Sitting around convinced that THIS IS IT, means that you think that you or your source is a prophet and knows exactly what Hashem is doing. That is false. Our job is not to bring Moshiach. It’s to improve our relationship with Hashem. Let Him worry about Moshiach. Is this a "stepping-stone" to Moshiach? I believe so. Is this IT? I hope so. But maybe not? We’ve been hoping for a long, long time, and have gone through quite a bit before. And what will happen to those people who believe THIS IS IT, and in another year, he's still not here? What a terrible thing! They put all their 'emunah' in one basket....
Sitting around convinced that this is all because of the non-Jewish world or the non-religious is just as stupid. Again, you’re making yourself a prophet. And like the above group, you think that you don’t have to do anything since it’s not your fault.
Sitting around believing that you are above all this. Well, I really don’t know what to say about that. All the major, leading rabbanim have been coming out and saying to follow the guidelines laid out by the government. Even at one point, in the beginning, one of the leading rabbanim was telling people to keep the boys schools/yeshivos open, so Torah can be learned. Yet, at the same time he was still telling people that outside of that, the rules of the government should be followed. (Shortly after, after speaking directly to government health officials and learning the statistics of the virus, did he agree to shut down the yeshivos.)
The only proper thing to do is to take this seriously, and instead of looking for "quick fixes" or "quick answers," to sit and focus on yourself and your family and what YOU can do to improve yourself for real.

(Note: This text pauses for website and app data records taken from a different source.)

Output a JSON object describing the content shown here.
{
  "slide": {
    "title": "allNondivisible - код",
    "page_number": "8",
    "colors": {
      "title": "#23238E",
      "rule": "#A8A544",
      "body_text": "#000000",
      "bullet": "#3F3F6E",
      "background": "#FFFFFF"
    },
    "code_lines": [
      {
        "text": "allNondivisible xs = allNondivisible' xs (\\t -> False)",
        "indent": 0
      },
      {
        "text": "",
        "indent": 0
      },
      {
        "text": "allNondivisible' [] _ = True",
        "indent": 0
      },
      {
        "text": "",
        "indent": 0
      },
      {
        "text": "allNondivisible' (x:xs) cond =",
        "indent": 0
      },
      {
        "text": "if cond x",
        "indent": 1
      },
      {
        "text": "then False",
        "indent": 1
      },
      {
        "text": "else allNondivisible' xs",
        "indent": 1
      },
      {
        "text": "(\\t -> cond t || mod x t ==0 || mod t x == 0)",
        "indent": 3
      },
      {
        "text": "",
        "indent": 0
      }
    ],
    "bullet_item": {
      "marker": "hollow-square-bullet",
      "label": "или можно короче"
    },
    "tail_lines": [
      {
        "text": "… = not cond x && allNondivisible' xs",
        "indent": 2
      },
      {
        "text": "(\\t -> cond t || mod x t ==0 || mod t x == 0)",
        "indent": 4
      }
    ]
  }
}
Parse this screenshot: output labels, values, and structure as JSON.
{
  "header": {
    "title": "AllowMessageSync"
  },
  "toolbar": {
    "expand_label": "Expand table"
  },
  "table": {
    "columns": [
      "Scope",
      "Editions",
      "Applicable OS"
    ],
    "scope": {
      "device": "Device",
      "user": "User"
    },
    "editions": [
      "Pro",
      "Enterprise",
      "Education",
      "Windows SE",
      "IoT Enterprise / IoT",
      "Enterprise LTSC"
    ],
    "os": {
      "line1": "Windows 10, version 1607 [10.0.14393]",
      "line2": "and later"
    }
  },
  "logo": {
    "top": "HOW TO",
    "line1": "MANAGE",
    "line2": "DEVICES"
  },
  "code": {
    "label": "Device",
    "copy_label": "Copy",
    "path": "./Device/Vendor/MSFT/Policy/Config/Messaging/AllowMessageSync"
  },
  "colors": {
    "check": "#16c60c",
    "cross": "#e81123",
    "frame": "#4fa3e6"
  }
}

Throw away the silly "emunah" books and pick up a real one that will help you internalize that whatever Hashem is doing, it’s for our best.